[Dataset rows describing interfaces]
+++

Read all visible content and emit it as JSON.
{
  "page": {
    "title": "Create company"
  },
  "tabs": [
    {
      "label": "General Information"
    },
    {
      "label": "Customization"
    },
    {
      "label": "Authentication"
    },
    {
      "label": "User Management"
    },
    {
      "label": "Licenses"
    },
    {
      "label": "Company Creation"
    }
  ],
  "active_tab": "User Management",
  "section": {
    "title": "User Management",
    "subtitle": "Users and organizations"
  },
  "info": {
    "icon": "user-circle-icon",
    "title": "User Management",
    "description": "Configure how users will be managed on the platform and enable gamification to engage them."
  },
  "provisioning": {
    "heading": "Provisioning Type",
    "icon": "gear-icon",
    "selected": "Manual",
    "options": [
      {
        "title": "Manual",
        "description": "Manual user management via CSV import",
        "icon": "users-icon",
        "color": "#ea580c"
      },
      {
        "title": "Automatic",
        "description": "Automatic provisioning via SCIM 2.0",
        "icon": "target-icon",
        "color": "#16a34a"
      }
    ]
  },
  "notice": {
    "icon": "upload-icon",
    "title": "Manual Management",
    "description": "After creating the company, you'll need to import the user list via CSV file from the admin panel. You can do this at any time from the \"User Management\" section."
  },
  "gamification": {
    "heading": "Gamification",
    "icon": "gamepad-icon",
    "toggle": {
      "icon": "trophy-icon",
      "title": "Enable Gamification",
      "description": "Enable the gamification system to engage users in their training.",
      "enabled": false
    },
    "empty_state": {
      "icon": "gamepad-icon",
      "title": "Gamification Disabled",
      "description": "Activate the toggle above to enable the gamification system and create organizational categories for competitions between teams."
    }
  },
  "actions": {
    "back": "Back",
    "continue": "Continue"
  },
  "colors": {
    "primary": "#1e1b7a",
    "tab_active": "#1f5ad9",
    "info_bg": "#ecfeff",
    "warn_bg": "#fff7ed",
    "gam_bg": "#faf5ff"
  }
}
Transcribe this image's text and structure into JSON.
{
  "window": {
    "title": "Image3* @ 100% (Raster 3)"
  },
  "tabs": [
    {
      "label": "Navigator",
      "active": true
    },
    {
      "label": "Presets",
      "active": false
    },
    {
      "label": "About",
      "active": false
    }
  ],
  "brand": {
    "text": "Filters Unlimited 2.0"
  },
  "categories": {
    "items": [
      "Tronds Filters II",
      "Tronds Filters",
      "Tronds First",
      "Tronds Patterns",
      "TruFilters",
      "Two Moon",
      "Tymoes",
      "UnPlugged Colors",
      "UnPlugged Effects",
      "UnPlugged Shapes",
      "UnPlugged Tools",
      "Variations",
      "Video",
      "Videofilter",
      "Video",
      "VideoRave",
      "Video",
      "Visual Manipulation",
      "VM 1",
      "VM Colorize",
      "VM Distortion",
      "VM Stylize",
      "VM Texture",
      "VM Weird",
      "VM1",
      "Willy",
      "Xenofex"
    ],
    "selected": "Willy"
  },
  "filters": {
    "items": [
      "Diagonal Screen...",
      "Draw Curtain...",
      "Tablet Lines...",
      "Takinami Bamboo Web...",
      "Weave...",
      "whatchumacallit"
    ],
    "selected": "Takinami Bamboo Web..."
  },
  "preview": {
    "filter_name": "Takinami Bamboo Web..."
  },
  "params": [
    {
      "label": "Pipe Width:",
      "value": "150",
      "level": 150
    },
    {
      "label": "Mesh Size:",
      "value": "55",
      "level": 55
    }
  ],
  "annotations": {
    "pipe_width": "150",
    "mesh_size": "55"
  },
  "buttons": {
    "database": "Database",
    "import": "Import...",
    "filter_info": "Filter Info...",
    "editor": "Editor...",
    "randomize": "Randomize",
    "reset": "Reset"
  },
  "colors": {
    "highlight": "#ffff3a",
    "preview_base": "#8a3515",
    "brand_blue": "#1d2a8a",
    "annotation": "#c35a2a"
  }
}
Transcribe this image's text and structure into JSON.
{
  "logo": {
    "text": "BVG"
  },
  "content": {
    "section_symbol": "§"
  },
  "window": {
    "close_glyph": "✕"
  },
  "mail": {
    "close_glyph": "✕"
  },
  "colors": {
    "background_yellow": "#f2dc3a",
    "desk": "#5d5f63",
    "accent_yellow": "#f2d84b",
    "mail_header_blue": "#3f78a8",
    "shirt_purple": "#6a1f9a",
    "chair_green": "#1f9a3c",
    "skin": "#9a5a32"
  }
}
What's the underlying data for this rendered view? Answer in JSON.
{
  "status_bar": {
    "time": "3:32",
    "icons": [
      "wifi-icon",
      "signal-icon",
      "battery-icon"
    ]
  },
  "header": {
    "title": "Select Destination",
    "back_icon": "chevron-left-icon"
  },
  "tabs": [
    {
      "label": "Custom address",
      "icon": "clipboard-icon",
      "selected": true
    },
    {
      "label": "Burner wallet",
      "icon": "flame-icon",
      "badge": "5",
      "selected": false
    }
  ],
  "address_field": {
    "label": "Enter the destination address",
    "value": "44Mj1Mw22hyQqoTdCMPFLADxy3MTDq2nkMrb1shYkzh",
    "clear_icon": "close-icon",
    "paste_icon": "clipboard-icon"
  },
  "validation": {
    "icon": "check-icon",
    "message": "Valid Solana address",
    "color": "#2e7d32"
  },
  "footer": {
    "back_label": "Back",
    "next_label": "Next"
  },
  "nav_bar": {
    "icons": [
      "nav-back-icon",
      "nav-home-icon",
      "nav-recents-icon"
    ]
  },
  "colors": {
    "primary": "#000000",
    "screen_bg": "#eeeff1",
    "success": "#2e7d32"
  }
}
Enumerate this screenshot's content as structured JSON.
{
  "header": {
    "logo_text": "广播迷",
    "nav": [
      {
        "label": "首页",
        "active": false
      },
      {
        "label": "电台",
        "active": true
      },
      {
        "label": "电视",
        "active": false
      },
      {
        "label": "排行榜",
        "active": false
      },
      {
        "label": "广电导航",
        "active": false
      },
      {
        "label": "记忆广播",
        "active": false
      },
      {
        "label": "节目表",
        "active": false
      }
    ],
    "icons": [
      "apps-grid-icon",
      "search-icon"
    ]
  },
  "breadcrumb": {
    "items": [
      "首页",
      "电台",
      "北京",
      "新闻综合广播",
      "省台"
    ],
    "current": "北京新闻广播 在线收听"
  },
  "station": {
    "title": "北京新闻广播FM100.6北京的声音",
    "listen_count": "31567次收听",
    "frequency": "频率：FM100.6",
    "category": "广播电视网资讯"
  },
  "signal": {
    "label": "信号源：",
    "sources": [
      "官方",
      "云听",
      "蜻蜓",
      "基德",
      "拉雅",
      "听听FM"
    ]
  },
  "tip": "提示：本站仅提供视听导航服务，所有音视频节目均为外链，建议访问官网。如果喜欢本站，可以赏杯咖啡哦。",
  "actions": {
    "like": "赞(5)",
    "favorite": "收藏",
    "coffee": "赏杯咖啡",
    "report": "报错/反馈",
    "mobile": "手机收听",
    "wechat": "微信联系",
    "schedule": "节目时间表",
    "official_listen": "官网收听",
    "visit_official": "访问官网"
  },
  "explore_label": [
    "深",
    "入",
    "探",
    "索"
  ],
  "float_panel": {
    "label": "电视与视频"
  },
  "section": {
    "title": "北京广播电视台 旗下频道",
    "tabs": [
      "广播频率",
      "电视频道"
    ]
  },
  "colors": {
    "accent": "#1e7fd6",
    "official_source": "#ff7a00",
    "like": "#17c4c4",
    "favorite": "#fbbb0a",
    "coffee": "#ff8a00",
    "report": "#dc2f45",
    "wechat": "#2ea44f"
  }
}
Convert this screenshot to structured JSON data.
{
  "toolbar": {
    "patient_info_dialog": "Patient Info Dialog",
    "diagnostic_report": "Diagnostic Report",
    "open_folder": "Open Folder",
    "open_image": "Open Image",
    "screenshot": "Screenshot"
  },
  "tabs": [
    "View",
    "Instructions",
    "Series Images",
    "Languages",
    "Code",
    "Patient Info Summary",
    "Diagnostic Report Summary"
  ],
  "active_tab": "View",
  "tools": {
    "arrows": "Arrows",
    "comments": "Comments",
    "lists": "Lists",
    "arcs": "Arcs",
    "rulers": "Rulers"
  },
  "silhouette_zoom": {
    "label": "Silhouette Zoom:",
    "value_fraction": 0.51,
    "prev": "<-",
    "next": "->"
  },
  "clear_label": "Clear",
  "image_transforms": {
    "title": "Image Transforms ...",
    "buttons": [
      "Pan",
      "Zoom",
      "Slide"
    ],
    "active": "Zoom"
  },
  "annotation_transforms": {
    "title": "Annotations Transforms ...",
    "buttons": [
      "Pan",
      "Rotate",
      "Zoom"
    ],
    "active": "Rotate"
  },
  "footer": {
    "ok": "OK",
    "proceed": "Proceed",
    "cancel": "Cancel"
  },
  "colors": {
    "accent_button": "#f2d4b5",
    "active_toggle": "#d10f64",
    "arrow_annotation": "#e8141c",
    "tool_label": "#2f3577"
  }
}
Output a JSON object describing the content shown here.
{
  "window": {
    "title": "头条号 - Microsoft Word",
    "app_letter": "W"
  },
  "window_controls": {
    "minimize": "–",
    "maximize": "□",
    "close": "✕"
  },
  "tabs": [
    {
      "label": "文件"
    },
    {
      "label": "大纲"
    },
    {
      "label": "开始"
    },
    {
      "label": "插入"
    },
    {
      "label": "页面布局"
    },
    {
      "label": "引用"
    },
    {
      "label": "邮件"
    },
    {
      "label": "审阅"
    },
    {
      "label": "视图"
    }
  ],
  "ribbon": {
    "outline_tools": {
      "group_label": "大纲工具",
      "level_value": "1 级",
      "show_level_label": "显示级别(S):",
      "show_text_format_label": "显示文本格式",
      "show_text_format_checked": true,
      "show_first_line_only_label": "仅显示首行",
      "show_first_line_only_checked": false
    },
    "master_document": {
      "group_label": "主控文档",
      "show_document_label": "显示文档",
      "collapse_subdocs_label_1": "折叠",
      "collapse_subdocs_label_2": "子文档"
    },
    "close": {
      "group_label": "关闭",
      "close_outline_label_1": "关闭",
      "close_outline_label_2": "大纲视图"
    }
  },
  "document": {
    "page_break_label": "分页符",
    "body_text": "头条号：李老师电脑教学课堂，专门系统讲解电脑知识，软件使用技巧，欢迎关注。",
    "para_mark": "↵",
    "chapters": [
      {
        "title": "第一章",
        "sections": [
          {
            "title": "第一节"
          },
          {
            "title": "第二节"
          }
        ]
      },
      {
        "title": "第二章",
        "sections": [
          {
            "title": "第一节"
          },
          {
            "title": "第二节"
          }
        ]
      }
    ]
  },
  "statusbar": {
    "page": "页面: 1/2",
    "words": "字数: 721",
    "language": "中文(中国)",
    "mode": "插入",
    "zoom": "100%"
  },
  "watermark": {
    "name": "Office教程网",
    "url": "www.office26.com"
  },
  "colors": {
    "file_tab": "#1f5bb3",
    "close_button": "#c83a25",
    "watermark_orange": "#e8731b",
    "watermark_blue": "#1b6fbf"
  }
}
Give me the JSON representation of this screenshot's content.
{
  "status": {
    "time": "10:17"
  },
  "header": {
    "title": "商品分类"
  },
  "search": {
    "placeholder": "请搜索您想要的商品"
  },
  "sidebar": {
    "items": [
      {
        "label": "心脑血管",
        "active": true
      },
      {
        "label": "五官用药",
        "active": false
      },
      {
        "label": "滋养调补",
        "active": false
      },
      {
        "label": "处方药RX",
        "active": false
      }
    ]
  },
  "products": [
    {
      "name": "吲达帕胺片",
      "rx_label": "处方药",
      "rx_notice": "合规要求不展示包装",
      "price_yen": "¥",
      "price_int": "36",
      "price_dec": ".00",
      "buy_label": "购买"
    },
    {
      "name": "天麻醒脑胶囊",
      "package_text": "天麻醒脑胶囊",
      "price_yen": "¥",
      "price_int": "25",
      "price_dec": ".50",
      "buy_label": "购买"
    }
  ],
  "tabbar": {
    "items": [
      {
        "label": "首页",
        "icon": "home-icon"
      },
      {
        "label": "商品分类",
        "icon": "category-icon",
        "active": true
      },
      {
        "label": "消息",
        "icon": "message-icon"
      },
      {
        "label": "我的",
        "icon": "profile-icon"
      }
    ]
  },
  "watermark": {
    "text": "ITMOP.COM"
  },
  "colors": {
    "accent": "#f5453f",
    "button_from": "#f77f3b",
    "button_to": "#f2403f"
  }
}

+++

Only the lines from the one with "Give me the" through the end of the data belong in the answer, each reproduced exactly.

Task output:
Give me the JSON representation of this screenshot's content.
{
  "status": {
    "time": "10:17"
  },
  "header": {
    "title": "商品分类"
  },
  "search": {
    "placeholder": "请搜索您想要的商品"
  },
  "sidebar": {
    "items": [
      {
        "label": "心脑血管",
        "active": true
      },
      {
        "label": "五官用药",
        "active": false
      },
      {
        "label": "滋养调补",
        "active": false
      },
      {
        "label": "处方药RX",
        "active": false
      }
    ]
  },
  "products": [
    {
      "name": "吲达帕胺片",
      "rx_label": "处方药",
      "rx_notice": "合规要求不展示包装",
      "price_yen": "¥",
      "price_int": "36",
      "price_dec": ".00",
      "buy_label": "购买"
    },
    {
      "name": "天麻醒脑胶囊",
      "package_text": "天麻醒脑胶囊",
      "price_yen": "¥",
      "price_int": "25",
      "price_dec": ".50",
      "buy_label": "购买"
    }
  ],
  "tabbar": {
    "items": [
      {
        "label": "首页",
        "icon": "home-icon"
      },
      {
        "label": "商品分类",
        "icon": "category-icon",
        "active": true
      },
      {
        "label": "消息",
        "icon": "message-icon"
      },
      {
        "label": "我的",
        "icon": "profile-icon"
      }
    ]
  },
  "watermark": {
    "text": "ITMOP.COM"
  },
  "colors": {
    "accent": "#f5453f",
    "button_from": "#f77f3b",
    "button_to": "#f2403f"
  }
}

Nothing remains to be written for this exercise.